RECORD EXCERPTS:
....
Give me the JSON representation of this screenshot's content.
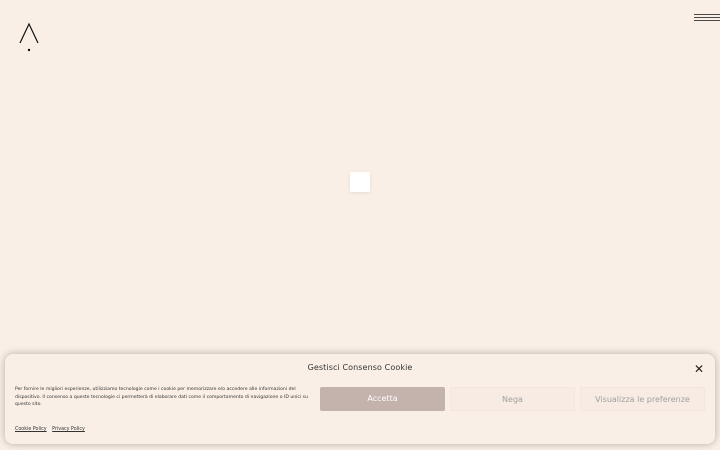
{
  "header": {
    "logo_icon": "lambda-logo-icon",
    "menu_icon": "hamburger-menu-icon"
  },
  "cookie_banner": {
    "title": "Gestisci Consenso Cookie",
    "close_icon": "close-icon",
    "message": "Per fornire le migliori esperienze, utilizziamo tecnologie come i cookie per memorizzare e/o accedere alle informazioni del dispositivo. Il consenso a queste tecnologie ci permetterà di elaborare dati come il comportamento di navigazione o ID unici su questo sito.",
    "accept_label": "Accetta",
    "deny_label": "Nega",
    "preferences_label": "Visualizza le preferenze",
    "links": [
      "Cookie Policy",
      "Privacy Policy"
    ]
  },
  "colors": {
    "background": "#f9efe7",
    "accept_button": "#c4b2ad"
  }
}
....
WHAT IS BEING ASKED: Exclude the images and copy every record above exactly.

ANSWER AREA:
Give me the JSON representation of this screenshot's content.
{
  "header": {
    "logo_icon": "lambda-logo-icon",
    "menu_icon": "hamburger-menu-icon"
  },
  "cookie_banner": {
    "title": "Gestisci Consenso Cookie",
    "close_icon": "close-icon",
    "message": "Per fornire le migliori esperienze, utilizziamo tecnologie come i cookie per memorizzare e/o accedere alle informazioni del dispositivo. Il consenso a queste tecnologie ci permetterà di elaborare dati come il comportamento di navigazione o ID unici su questo sito.",
    "accept_label": "Accetta",
    "deny_label": "Nega",
    "preferences_label": "Visualizza le preferenze",
    "links": [
      "Cookie Policy",
      "Privacy Policy"
    ]
  },
  "colors": {
    "background": "#f9efe7",
    "accept_button": "#c4b2ad"
  }
}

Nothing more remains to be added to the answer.